As a youngster growing up in the sixties, superspy James Bond was such an appealing character to me, and although, I was a tad too young to see Dr No at the cinema at the time, I did get to see the second film in the series, From Russia with Love. However, it was the third film in the series, Goldfinger that had me hooked. To my young mind, Goldfinger was a much more appealing film. It looked glossy and expensive, and Bond was at his coolest. But, there was something even cooler that made its debut in that film – the gadget-laden Aston Martin DB5.

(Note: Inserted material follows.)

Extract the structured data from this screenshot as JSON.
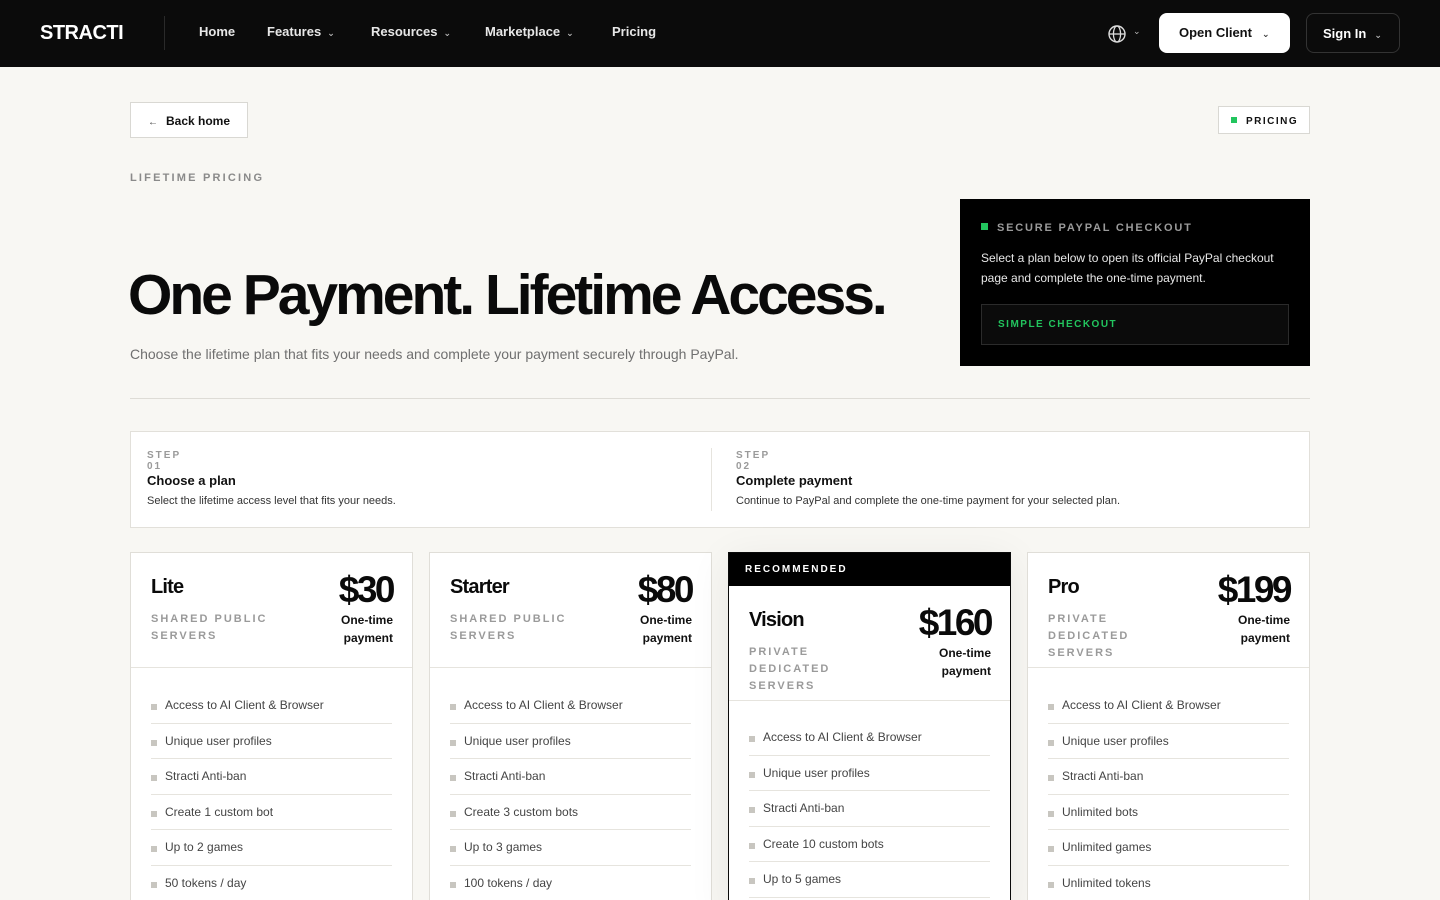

Like most young lads who collected model cars, I really wanted a toy replica of Bond’s DB5, and in October, 1965 Corgi released their gold painted 1/46 scale die-cast model of the iconic sports roadster, numbered 261. Why gold when the film version is silver? The reason was apparently that the men from Corgi reckoned people would think the model would look unpainted. This was rectified however, when the model was retooled for Corgi’s later and slightly larger C 270 silver version.
Considering it was so small, a mere 97mm the Corgi engineers had 261 packed with features operated at the flick of several switches. Flick one of the side switches and the front over riders and .303 machine guns would pop out.

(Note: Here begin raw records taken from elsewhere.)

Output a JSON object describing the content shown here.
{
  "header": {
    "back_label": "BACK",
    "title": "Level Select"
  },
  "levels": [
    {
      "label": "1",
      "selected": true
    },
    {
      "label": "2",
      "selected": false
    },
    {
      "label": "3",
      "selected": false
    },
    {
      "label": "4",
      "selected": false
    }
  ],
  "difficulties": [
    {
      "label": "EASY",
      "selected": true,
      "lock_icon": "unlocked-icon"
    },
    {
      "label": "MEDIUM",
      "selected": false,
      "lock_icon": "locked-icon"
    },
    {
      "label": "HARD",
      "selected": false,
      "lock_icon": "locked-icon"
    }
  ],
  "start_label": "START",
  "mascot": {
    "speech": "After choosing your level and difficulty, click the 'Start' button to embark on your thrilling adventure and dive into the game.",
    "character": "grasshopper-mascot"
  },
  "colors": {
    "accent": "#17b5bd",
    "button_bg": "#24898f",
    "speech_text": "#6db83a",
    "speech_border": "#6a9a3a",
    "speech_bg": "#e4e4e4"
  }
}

Push the twin exhausts at the rear and the bullet proof shield flicks up.
Flick the other side switch and the roof tilts back allowing the ejector seat to flip up and fling the passenger, one of Goldfinger’s henchmen into the air – usually to be lost under the couch, doomed to be a victim of the Hoover!
Note that the passenger's feet are replaced with a flat section so he fits inside.

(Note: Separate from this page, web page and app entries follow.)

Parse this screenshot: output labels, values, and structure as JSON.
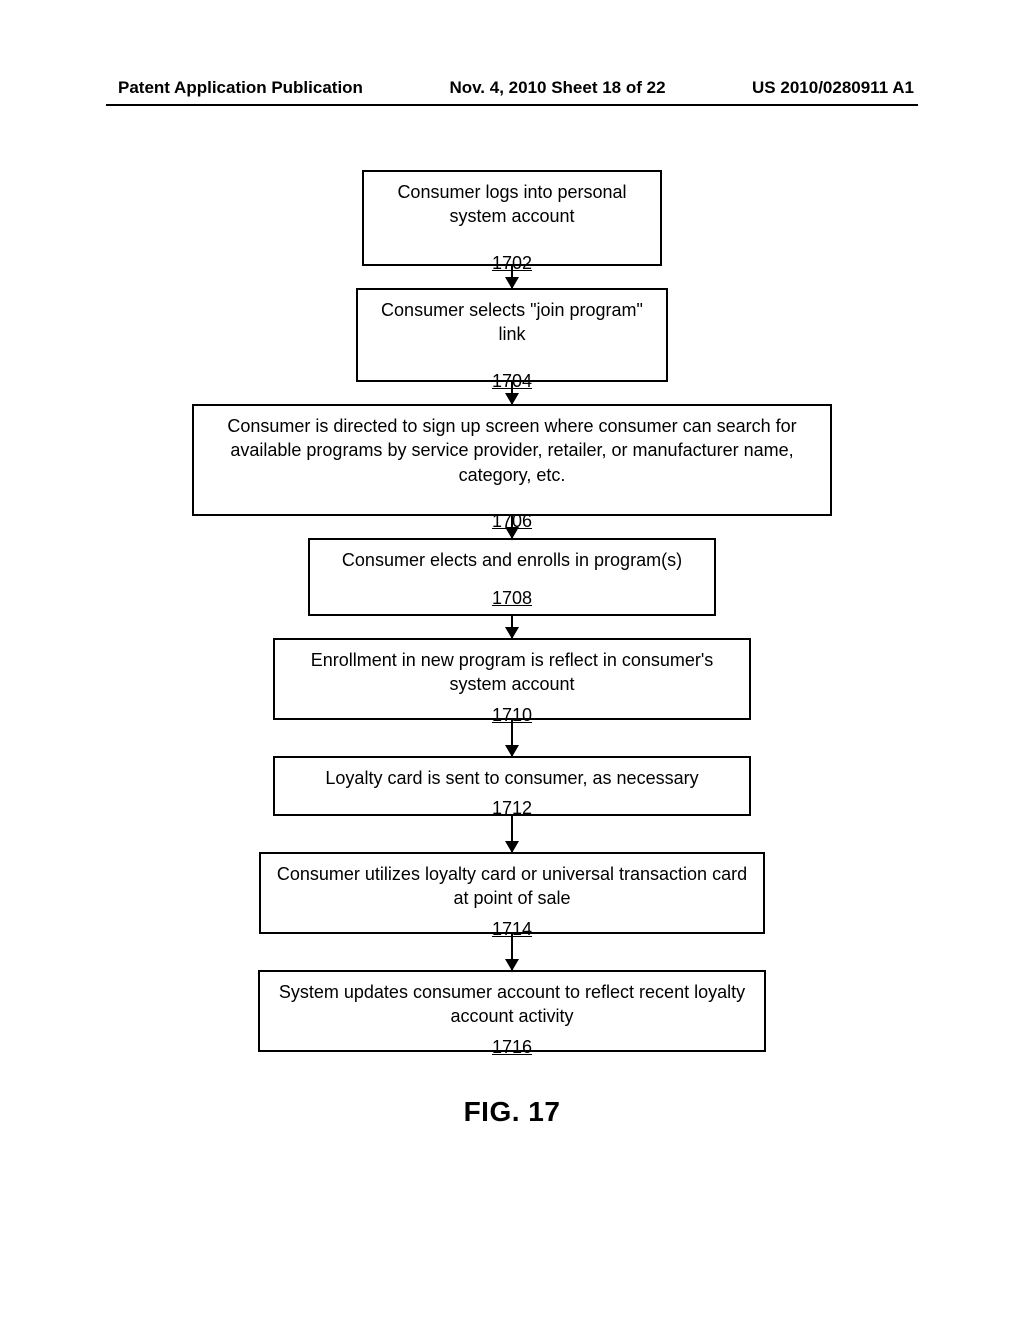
{
  "header": {
    "left": "Patent Application Publication",
    "center": "Nov. 4, 2010   Sheet 18 of 22",
    "right": "US 2010/0280911 A1"
  },
  "figure": {
    "label": "FIG. 17",
    "steps": [
      {
        "id": "1702",
        "text": "Consumer logs into personal system account",
        "ref": "1702"
      },
      {
        "id": "1704",
        "text": "Consumer selects \"join program\" link",
        "ref": "1704"
      },
      {
        "id": "1706",
        "text": "Consumer is directed to sign up screen where consumer can search for available programs by service provider, retailer, or manufacturer name, category, etc.",
        "ref": "1706"
      },
      {
        "id": "1708",
        "text": "Consumer elects and enrolls in program(s)",
        "ref": "1708"
      },
      {
        "id": "1710",
        "text": "Enrollment in new program is reflect in consumer's system account",
        "ref": "1710"
      },
      {
        "id": "1712",
        "text": "Loyalty card is sent to consumer, as necessary",
        "ref": "1712"
      },
      {
        "id": "1714",
        "text": "Consumer utilizes loyalty card or universal transaction card at point of sale",
        "ref": "1714"
      },
      {
        "id": "1716",
        "text": "System updates consumer account to reflect recent loyalty account activity",
        "ref": "1716"
      }
    ]
  }
}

The DB5 C 261 model was actually retooled from the then discontinued Corgi DB4 C218, however it has been noted that the rear of the 261 model DB5 still retains features seen on the DB4 218, in particular a single rear petrol filler cover, instead of one each side. When the re-tooled C270 model appeared in 1968 this was corrected.
The 261 model was a massive seller, and won the Toy of the Year Award and Best Toy for Boys Award in 1965.
The packaging was pretty cool too. It comprised of a box and a display plinth, which contained the secret instruction envelope.
Inside was a peel- off 007 lapel badge, and pictorial instructions on how to operate the features. There’s also a Corgi Toys check list.
Both my plinth and box are original examples, however as I acquired each of them at different times they do show different subtle versions of the artwork.
On the plinth, the word’ ‘JAMES BOND’S’ has a black outline, whereas the box doesn’t have this.
Below is a comparison using a replica box.
The other difference on my possibly later plinth is the words ‘SECRET INSTRUCTIONS’ bordered within an arrow pointing to one end of the plinth base, apparently earlier ones don’t have this.
The gold 261 version continued until 1968 at which point Corgi introduced a slightly larger, silver version, re-numbered 270, however to me the 261 is the one I’m most fond of. I can still remember my brother and I receiving one each just prior to seeing the then latest Bond film, Thunderball at the end of our 1965 Xmas school holidays.
As a post script, Corgi (owned by Hornby these days) re-issued two models based on the original 261 but in actuality using the slightly larger 270 1/43 scaled casts , one in 2014 and one 2015 to coincide with the fiftieth anniversary of Goldfinger and Thunderball. Most are silver, although a limited number are a flat coloured gold.
My look at the CORGI JAMES BOND’S DB5 will return with the model 270